▸ Source records
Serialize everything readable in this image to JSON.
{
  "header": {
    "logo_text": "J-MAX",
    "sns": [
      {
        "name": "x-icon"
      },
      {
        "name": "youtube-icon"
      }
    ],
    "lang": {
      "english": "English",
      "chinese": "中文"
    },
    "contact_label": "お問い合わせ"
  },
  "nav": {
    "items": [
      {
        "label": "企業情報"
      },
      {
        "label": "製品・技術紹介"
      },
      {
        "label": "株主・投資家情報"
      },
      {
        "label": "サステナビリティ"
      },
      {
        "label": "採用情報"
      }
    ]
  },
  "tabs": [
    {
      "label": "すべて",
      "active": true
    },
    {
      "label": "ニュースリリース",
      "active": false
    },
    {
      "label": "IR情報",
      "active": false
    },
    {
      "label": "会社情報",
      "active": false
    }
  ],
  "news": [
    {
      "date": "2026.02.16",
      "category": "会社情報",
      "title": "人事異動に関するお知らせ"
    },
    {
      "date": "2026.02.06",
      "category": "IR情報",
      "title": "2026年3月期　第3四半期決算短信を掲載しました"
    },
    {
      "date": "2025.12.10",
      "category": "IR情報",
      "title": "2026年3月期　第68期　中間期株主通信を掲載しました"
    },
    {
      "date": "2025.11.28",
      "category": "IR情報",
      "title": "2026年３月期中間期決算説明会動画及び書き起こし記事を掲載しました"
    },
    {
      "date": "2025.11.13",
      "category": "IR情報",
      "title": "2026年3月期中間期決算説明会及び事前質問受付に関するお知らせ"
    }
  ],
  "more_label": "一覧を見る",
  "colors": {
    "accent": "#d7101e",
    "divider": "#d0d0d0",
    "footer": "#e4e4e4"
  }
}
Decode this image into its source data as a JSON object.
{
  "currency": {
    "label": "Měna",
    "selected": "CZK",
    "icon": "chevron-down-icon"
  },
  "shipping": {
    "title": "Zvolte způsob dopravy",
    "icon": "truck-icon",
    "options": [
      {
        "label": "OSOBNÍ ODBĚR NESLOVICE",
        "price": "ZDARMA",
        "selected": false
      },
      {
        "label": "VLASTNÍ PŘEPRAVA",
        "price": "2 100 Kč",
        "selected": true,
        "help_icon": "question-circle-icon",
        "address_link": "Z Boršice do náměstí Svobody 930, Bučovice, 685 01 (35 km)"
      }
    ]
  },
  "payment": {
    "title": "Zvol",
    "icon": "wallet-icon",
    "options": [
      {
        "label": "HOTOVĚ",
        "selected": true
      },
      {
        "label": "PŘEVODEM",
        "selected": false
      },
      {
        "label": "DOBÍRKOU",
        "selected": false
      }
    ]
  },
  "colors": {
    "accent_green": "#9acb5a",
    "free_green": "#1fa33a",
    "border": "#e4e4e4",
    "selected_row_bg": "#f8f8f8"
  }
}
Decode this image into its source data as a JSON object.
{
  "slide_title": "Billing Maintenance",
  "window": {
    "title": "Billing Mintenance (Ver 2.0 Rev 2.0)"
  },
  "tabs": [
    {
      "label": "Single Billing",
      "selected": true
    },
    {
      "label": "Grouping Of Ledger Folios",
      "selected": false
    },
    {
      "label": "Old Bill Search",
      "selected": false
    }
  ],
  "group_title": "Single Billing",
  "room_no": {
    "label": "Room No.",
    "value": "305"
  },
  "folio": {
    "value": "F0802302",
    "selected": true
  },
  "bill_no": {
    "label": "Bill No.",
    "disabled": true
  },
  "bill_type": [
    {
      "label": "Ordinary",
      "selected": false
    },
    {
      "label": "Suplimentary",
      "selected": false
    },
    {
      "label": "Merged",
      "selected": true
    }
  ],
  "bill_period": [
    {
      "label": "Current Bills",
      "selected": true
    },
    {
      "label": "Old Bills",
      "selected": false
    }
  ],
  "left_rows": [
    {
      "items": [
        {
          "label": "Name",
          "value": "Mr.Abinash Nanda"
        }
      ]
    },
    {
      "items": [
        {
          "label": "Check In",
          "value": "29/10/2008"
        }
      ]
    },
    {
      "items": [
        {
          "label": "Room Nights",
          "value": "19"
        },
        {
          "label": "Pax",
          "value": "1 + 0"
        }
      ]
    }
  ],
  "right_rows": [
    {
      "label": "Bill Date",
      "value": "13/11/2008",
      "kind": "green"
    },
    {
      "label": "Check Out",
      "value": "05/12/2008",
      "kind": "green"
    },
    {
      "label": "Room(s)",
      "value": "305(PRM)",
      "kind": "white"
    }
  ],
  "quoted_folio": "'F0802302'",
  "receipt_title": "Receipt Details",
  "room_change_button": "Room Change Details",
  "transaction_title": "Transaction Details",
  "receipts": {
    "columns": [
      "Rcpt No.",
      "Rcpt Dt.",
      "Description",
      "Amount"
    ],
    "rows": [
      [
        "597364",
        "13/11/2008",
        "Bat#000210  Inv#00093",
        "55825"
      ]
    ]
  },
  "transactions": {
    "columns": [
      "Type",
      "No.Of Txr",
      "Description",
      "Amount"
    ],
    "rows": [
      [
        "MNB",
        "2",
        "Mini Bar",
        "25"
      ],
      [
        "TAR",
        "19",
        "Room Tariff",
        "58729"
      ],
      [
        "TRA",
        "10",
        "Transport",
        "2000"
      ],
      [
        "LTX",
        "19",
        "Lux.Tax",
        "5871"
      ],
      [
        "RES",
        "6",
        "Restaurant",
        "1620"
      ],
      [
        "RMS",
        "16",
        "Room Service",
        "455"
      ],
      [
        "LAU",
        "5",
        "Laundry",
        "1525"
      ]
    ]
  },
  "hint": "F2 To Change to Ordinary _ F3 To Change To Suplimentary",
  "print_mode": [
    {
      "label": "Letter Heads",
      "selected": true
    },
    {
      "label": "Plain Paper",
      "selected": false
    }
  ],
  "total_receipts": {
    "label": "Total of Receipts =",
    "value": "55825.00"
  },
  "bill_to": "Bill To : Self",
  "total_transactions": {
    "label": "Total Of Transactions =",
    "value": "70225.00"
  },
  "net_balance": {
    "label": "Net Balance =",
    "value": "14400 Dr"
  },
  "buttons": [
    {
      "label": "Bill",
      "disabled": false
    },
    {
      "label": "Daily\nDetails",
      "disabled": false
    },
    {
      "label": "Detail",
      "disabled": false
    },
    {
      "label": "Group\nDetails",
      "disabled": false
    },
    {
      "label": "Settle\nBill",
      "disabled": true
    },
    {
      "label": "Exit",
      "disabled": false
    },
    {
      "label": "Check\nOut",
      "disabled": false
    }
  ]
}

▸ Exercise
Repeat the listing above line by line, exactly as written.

▸ Answer for this exercise
Serialize everything readable in this image to JSON.
{
  "header": {
    "logo_text": "J-MAX",
    "sns": [
      {
        "name": "x-icon"
      },
      {
        "name": "youtube-icon"
      }
    ],
    "lang": {
      "english": "English",
      "chinese": "中文"
    },
    "contact_label": "お問い合わせ"
  },
  "nav": {
    "items": [
      {
        "label": "企業情報"
      },
      {
        "label": "製品・技術紹介"
      },
      {
        "label": "株主・投資家情報"
      },
      {
        "label": "サステナビリティ"
      },
      {
        "label": "採用情報"
      }
    ]
  },
  "tabs": [
    {
      "label": "すべて",
      "active": true
    },
    {
      "label": "ニュースリリース",
      "active": false
    },
    {
      "label": "IR情報",
      "active": false
    },
    {
      "label": "会社情報",
      "active": false
    }
  ],
  "news": [
    {
      "date": "2026.02.16",
      "category": "会社情報",
      "title": "人事異動に関するお知らせ"
    },
    {
      "date": "2026.02.06",
      "category": "IR情報",
      "title": "2026年3月期　第3四半期決算短信を掲載しました"
    },
    {
      "date": "2025.12.10",
      "category": "IR情報",
      "title": "2026年3月期　第68期　中間期株主通信を掲載しました"
    },
    {
      "date": "2025.11.28",
      "category": "IR情報",
      "title": "2026年３月期中間期決算説明会動画及び書き起こし記事を掲載しました"
    },
    {
      "date": "2025.11.13",
      "category": "IR情報",
      "title": "2026年3月期中間期決算説明会及び事前質問受付に関するお知らせ"
    }
  ],
  "more_label": "一覧を見る",
  "colors": {
    "accent": "#d7101e",
    "divider": "#d0d0d0",
    "footer": "#e4e4e4"
  }
}
Decode this image into its source data as a JSON object.
{
  "currency": {
    "label": "Měna",
    "selected": "CZK",
    "icon": "chevron-down-icon"
  },
  "shipping": {
    "title": "Zvolte způsob dopravy",
    "icon": "truck-icon",
    "options": [
      {
        "label": "OSOBNÍ ODBĚR NESLOVICE",
        "price": "ZDARMA",
        "selected": false
      },
      {
        "label": "VLASTNÍ PŘEPRAVA",
        "price": "2 100 Kč",
        "selected": true,
        "help_icon": "question-circle-icon",
        "address_link": "Z Boršice do náměstí Svobody 930, Bučovice, 685 01 (35 km)"
      }
    ]
  },
  "payment": {
    "title": "Zvol",
    "icon": "wallet-icon",
    "options": [
      {
        "label": "HOTOVĚ",
        "selected": true
      },
      {
        "label": "PŘEVODEM",
        "selected": false
      },
      {
        "label": "DOBÍRKOU",
        "selected": false
      }
    ]
  },
  "colors": {
    "accent_green": "#9acb5a",
    "free_green": "#1fa33a",
    "border": "#e4e4e4",
    "selected_row_bg": "#f8f8f8"
  }
}
Decode this image into its source data as a JSON object.
{
  "slide_title": "Billing Maintenance",
  "window": {
    "title": "Billing Mintenance (Ver 2.0 Rev 2.0)"
  },
  "tabs": [
    {
      "label": "Single Billing",
      "selected": true
    },
    {
      "label": "Grouping Of Ledger Folios",
      "selected": false
    },
    {
      "label": "Old Bill Search",
      "selected": false
    }
  ],
  "group_title": "Single Billing",
  "room_no": {
    "label": "Room No.",
    "value": "305"
  },
  "folio": {
    "value": "F0802302",
    "selected": true
  },
  "bill_no": {
    "label": "Bill No.",
    "disabled": true
  },
  "bill_type": [
    {
      "label": "Ordinary",
      "selected": false
    },
    {
      "label": "Suplimentary",
      "selected": false
    },
    {
      "label": "Merged",
      "selected": true
    }
  ],
  "bill_period": [
    {
      "label": "Current Bills",
      "selected": true
    },
    {
      "label": "Old Bills",
      "selected": false
    }
  ],
  "left_rows": [
    {
      "items": [
        {
          "label": "Name",
          "value": "Mr.Abinash Nanda"
        }
      ]
    },
    {
      "items": [
        {
          "label": "Check In",
          "value": "29/10/2008"
        }
      ]
    },
    {
      "items": [
        {
          "label": "Room Nights",
          "value": "19"
        },
        {
          "label": "Pax",
          "value": "1 + 0"
        }
      ]
    }
  ],
  "right_rows": [
    {
      "label": "Bill Date",
      "value": "13/11/2008",
      "kind": "green"
    },
    {
      "label": "Check Out",
      "value": "05/12/2008",
      "kind": "green"
    },
    {
      "label": "Room(s)",
      "value": "305(PRM)",
      "kind": "white"
    }
  ],
  "quoted_folio": "'F0802302'",
  "receipt_title": "Receipt Details",
  "room_change_button": "Room Change Details",
  "transaction_title": "Transaction Details",
  "receipts": {
    "columns": [
      "Rcpt No.",
      "Rcpt Dt.",
      "Description",
      "Amount"
    ],
    "rows": [
      [
        "597364",
        "13/11/2008",
        "Bat#000210  Inv#00093",
        "55825"
      ]
    ]
  },
  "transactions": {
    "columns": [
      "Type",
      "No.Of Txr",
      "Description",
      "Amount"
    ],
    "rows": [
      [
        "MNB",
        "2",
        "Mini Bar",
        "25"
      ],
      [
        "TAR",
        "19",
        "Room Tariff",
        "58729"
      ],
      [
        "TRA",
        "10",
        "Transport",
        "2000"
      ],
      [
        "LTX",
        "19",
        "Lux.Tax",
        "5871"
      ],
      [
        "RES",
        "6",
        "Restaurant",
        "1620"
      ],
      [
        "RMS",
        "16",
        "Room Service",
        "455"
      ],
      [
        "LAU",
        "5",
        "Laundry",
        "1525"
      ]
    ]
  },
  "hint": "F2 To Change to Ordinary _ F3 To Change To Suplimentary",
  "print_mode": [
    {
      "label": "Letter Heads",
      "selected": true
    },
    {
      "label": "Plain Paper",
      "selected": false
    }
  ],
  "total_receipts": {
    "label": "Total of Receipts =",
    "value": "55825.00"
  },
  "bill_to": "Bill To : Self",
  "total_transactions": {
    "label": "Total Of Transactions =",
    "value": "70225.00"
  },
  "net_balance": {
    "label": "Net Balance =",
    "value": "14400 Dr"
  },
  "buttons": [
    {
      "label": "Bill",
      "disabled": false
    },
    {
      "label": "Daily\nDetails",
      "disabled": false
    },
    {
      "label": "Detail",
      "disabled": false
    },
    {
      "label": "Group\nDetails",
      "disabled": false
    },
    {
      "label": "Settle\nBill",
      "disabled": true
    },
    {
      "label": "Exit",
      "disabled": false
    },
    {
      "label": "Check\nOut",
      "disabled": false
    }
  ]
}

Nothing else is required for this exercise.